North Korea and Russia begin pushing for a return to pre-pandemic trade relations in a “new reality”.
A technological divide along 41st meridian east could echo the tech gap that runs along the 38th parallel.
Allowing a state divided by outside forces to remain should seem like anathema to the pro-unification inclinations of the Korean progressive left. Yet this is exactly the type of suggestion that appeared in an editorial in the Hankyoreh.
Sino-NK has looked at the roots of Brazil’s engagement with the Korean War armistice, with a nod to the 50,000 Koreans resident in the country. In this essay, Anthony Rinna looks back to 2017, when Brazil and Mexico showed a notable contrast in their approaches to the DPRK.
North Korea is a constant feature, albeit an inconsistent one, in various aspects of China’s relations with the US. Anthony Rinna provides a reminder.
South Korea’s narrowly-avoided decision to terminate GSOMIA underscores how the ROK’s defense priorities in Northeast Asia affect the US’s Indo-Pacific strategy as a whole.
It is common for Seoul to have a special program dedicated to solidifying economic ties with Russia. But as Anthony Rinna writes in a new paper for the Journal of Eurasian Studies, several factors are set to hinder success once again.

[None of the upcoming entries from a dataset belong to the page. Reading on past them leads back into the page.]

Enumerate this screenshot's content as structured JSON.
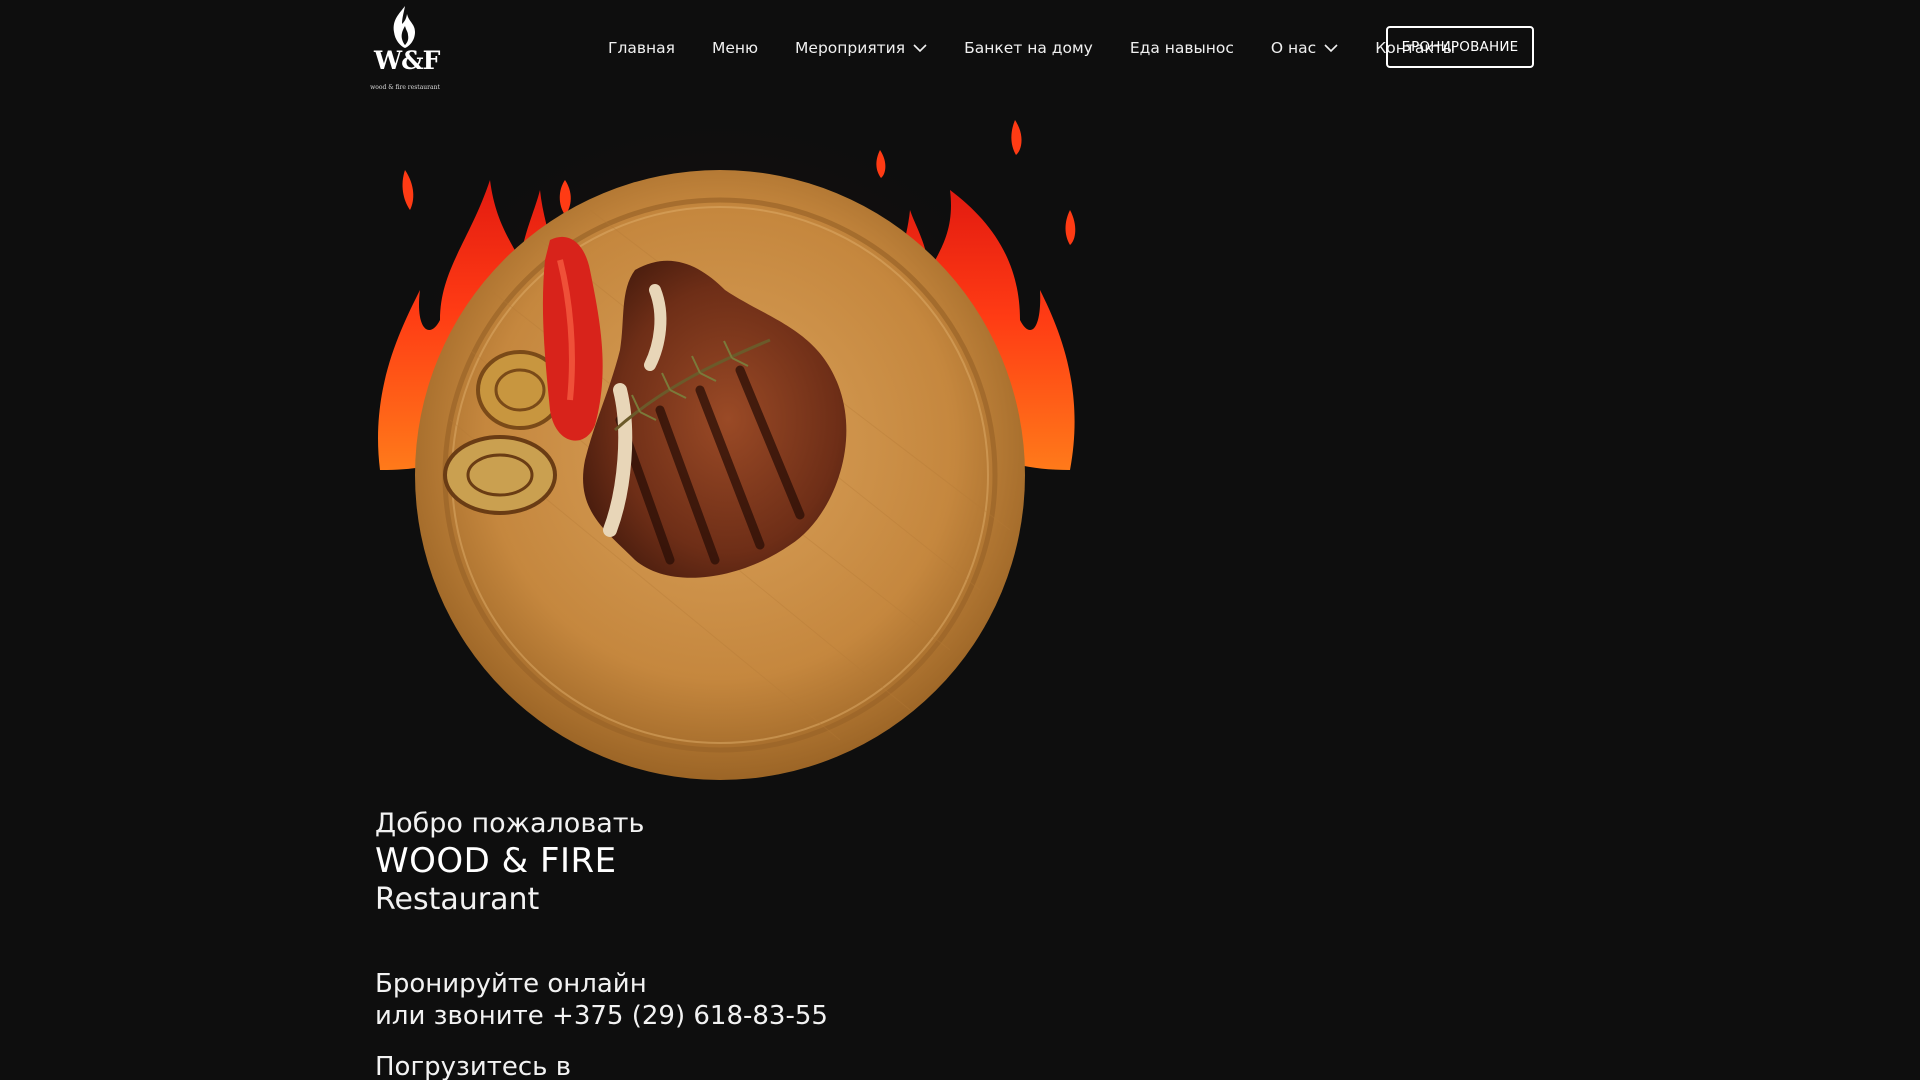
{
  "header": {
    "logo": {
      "mark": "W&F",
      "subtitle": "wood & fire restaurant",
      "icon": "flame-icon"
    },
    "nav": [
      {
        "label": "Главная",
        "has_dropdown": false
      },
      {
        "label": "Меню",
        "has_dropdown": false
      },
      {
        "label": "Мероприятия",
        "has_dropdown": true
      },
      {
        "label": "Банкет на дому",
        "has_dropdown": false
      },
      {
        "label": "Еда навынос",
        "has_dropdown": false
      },
      {
        "label": "О нас",
        "has_dropdown": true
      },
      {
        "label": "Контакты",
        "has_dropdown": false
      }
    ],
    "booking_button": "БРОНИРОВАНИЕ"
  },
  "hero": {
    "image": "steak-on-wooden-board-with-flames",
    "colors": {
      "background": "#0e0e0e",
      "board": "#c58a3f",
      "flame": "#ff4a12"
    }
  },
  "welcome": {
    "line1": "Добро пожаловать",
    "line2": "WOOD & FIRE",
    "line3": "Restaurant"
  },
  "booking": {
    "line1": "Бронируйте онлайн",
    "line2_prefix": "или звоните ",
    "phone": "+375 (29) 618-83-55"
  },
  "immerse": {
    "line1": "Погрузитесь в"
  }
}
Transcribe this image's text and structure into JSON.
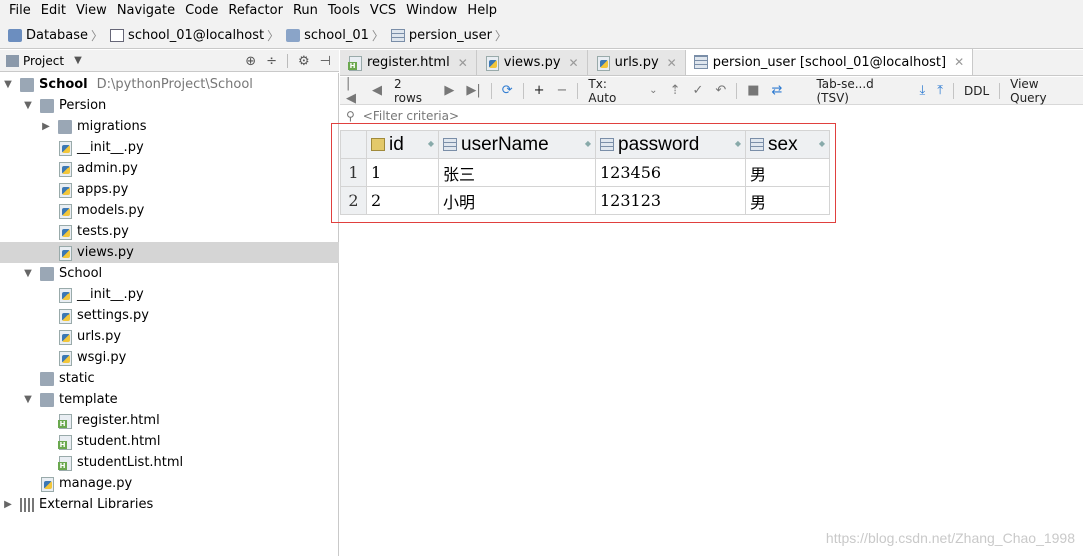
{
  "menu": [
    "File",
    "Edit",
    "View",
    "Navigate",
    "Code",
    "Refactor",
    "Run",
    "Tools",
    "VCS",
    "Window",
    "Help"
  ],
  "breadcrumb": [
    "Database",
    "school_01@localhost",
    "school_01",
    "persion_user"
  ],
  "project_panel": {
    "title": "Project"
  },
  "tree": {
    "root": {
      "label": "School",
      "path": "D:\\pythonProject\\School"
    },
    "items": [
      "Persion",
      "migrations",
      "__init__.py",
      "admin.py",
      "apps.py",
      "models.py",
      "tests.py",
      "views.py",
      "School",
      "__init__.py",
      "settings.py",
      "urls.py",
      "wsgi.py",
      "static",
      "template",
      "register.html",
      "student.html",
      "studentList.html",
      "manage.py",
      "External Libraries"
    ]
  },
  "tabs": [
    "register.html",
    "views.py",
    "urls.py",
    "persion_user [school_01@localhost]"
  ],
  "toolbar": {
    "rows": "2 rows",
    "tx": "Tx: Auto",
    "export": "Tab-se...d (TSV)",
    "ddl": "DDL",
    "view_query": "View Query"
  },
  "filter": {
    "placeholder": "<Filter criteria>"
  },
  "grid": {
    "columns": [
      "id",
      "userName",
      "password",
      "sex"
    ],
    "rows": [
      {
        "num": "1",
        "id": "1",
        "userName": "张三",
        "password": "123456",
        "sex": "男"
      },
      {
        "num": "2",
        "id": "2",
        "userName": "小明",
        "password": "123123",
        "sex": "男"
      }
    ]
  },
  "watermark": "https://blog.csdn.net/Zhang_Chao_1998",
  "colors": {
    "highlight": "#e0403e",
    "selected_row": "#d5d5d5"
  }
}
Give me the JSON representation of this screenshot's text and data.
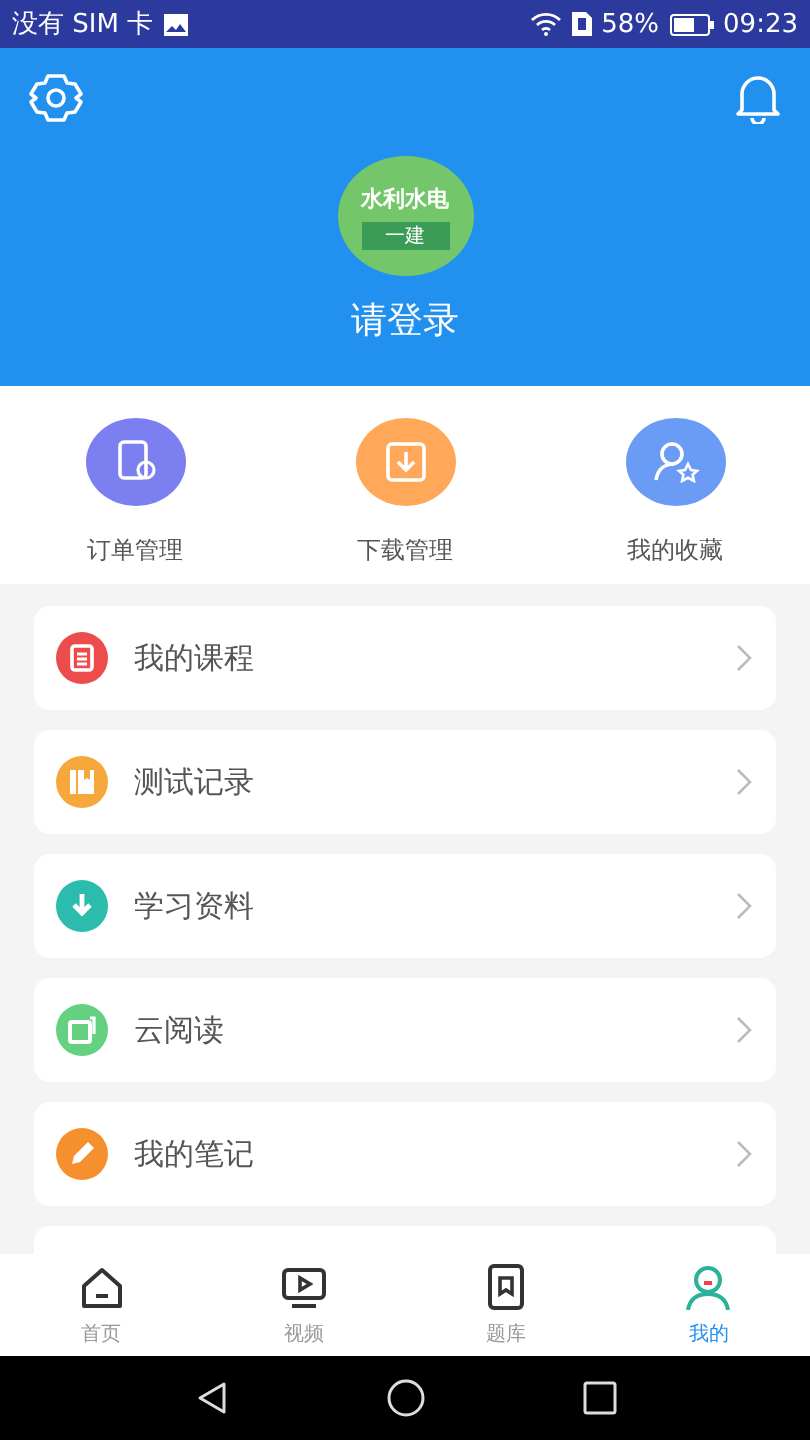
{
  "status_bar": {
    "carrier": "没有 SIM 卡",
    "battery": "58%",
    "time": "09:23"
  },
  "header": {
    "avatar": {
      "title": "水利水电",
      "subtitle": "一建"
    },
    "login": "请登录"
  },
  "quick_actions": [
    {
      "label": "订单管理",
      "color": "#7b7ff0"
    },
    {
      "label": "下载管理",
      "color": "#ffa85a"
    },
    {
      "label": "我的收藏",
      "color": "#6a9cf5"
    }
  ],
  "menu": [
    {
      "label": "我的课程",
      "color": "#ec4c4c"
    },
    {
      "label": "测试记录",
      "color": "#f6a93a"
    },
    {
      "label": "学习资料",
      "color": "#2bbcae"
    },
    {
      "label": "云阅读",
      "color": "#63d17f"
    },
    {
      "label": "我的笔记",
      "color": "#f6902e"
    }
  ],
  "tabs": [
    {
      "label": "首页",
      "selected": false
    },
    {
      "label": "视频",
      "selected": false
    },
    {
      "label": "题库",
      "selected": false
    },
    {
      "label": "我的",
      "selected": true
    }
  ]
}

Anthony Rinna looks at the future for Seoul in a challenging century: reliant on China for its economic wellbeing and the US for its security, the DPRK may end up being the least of its problems.
Anthony Rinna looks at how Seoul and Tokyo have been dealing with Russia in a world of neo-Cold War tensions between Moscow and Washington.